Maria Nordman, De Civitate, 1997, 51°58'59.1"N 7°37'23.7"E

Maria Nordman, De Civitate, 1997. Installation view


Earth and plants, light and air are the components of Maria Nordman’s (b. 1943) continually changing work De Civitate in Wienburg Park.1 The sculpture is based on geometric forms: a double row of 100 dawn redwoods, Metasequoia glyptostroboides, form a U-shape open to the north. A second U-shape, also consisting of Metasequoia, opens to the south. In a third area North European Thuja, Thuja occidentales, are precisely arranged in differing geometric forms. The various elements are predominantly densely planted, growing into walls, accessible chambers, and light-flooded spaces.

In addition to the precise composition of the layout, the organic aspect of growth, random, natural development, and the dynamic interplay between the sculpture’s individual elements is of great importance to the work. Nordman has expanded her concept of sculpture to include the dimension of time: the growth of the trees and the changing seasons making transformation both a conscious and continuous experience.

The original species of three ancient trees are characterized by an unusually long life expectancy.2 Due to their coevolution, they are exemplary representatives of the flora from the three continents of Asia, America, and Europe. Within this microcosm of globalisation, the distance between different cultures and ecosystems has dissolved. The Wienburg Park serves not only as artistic material but also as an enclosure for the sculpture which, while blending into the park, at the same time distinguishes itself through the choice of plants and their artificial arrangement. Within the context of Land Art, Nordman explores ideas and definitions of inside and outside, nature and culture.
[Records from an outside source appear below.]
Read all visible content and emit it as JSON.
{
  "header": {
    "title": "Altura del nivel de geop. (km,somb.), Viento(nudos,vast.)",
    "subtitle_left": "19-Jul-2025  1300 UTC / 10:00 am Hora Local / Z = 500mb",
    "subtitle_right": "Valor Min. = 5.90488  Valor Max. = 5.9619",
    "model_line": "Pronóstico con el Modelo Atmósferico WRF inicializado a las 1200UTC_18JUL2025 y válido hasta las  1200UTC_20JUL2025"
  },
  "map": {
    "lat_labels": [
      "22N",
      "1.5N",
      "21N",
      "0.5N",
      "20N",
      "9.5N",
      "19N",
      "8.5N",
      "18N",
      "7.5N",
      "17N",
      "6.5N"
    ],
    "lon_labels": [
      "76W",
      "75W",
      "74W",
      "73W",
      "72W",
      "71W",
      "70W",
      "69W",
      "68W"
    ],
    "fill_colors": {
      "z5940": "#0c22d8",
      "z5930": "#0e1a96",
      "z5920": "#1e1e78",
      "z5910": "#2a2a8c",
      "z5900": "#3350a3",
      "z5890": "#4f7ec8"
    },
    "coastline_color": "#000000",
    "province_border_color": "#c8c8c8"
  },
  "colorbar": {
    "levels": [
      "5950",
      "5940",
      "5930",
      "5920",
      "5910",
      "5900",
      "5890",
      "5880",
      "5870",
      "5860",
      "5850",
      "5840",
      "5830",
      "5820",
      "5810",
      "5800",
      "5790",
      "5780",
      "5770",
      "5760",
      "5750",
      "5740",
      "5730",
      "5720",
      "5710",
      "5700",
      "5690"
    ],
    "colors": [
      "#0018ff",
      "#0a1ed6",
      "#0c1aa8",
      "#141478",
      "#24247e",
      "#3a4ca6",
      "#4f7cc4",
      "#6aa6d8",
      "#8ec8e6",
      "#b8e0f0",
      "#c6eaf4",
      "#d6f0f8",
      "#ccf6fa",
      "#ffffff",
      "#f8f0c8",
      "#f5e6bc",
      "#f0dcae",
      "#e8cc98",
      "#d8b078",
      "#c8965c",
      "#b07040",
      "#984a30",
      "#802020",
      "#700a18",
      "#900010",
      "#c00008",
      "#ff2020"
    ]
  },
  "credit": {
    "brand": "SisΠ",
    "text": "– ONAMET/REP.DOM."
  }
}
Already in 1987 Nordman proposed a landart work as her contribution for Skulptur Projekte in Münster. However, this project intended to be installed at a meadow near Kanalstraße remained unrealised.3 Nordman’s piece still visible today and entitled De Civitate– which may be translated as “About the City” or “About Citizenship” – was not realised as part of Skulptur Projekte but by the city of Münster and with the support of a private sponsor as well as with funding of the citizens of Münster.

Sophia Trollmann


Erich Franz, Maria Nordman – De Civitate, Münster 1991. In: Klaus Bußmann, Kasper König, and Florian Matzner (eds.), Skulptur. Projekte in Münster 1997, exhib. cat.: Westfälisches Landesmuseum für Kunst und Kulturgeschichte, Münster, Ostfildern-Ruit 1997, 286–291.


The first U-form was originally planted with Ginkgo biloba. Due to the marshy state of the ground, which was too damp for the gingko trees, which are members of the fern family, they were replaced by dawn redwoods in 2007.


Klaus Bußmann and Kasper König (eds.), Skulptur Projekte in Münster 1987, exhib. cat.: Westfälisches Landesmuseum für Kunst und Kulturgeschichte, Münster, Cologne 1987, 208.

This contribution was developed for the Skulptur Projekte Archives and was made available for the Kunsthalle Münster. You will find all works belonging to the Public Collection of the Skulptur Projekte on the website of the Skulptur Projekte Archive.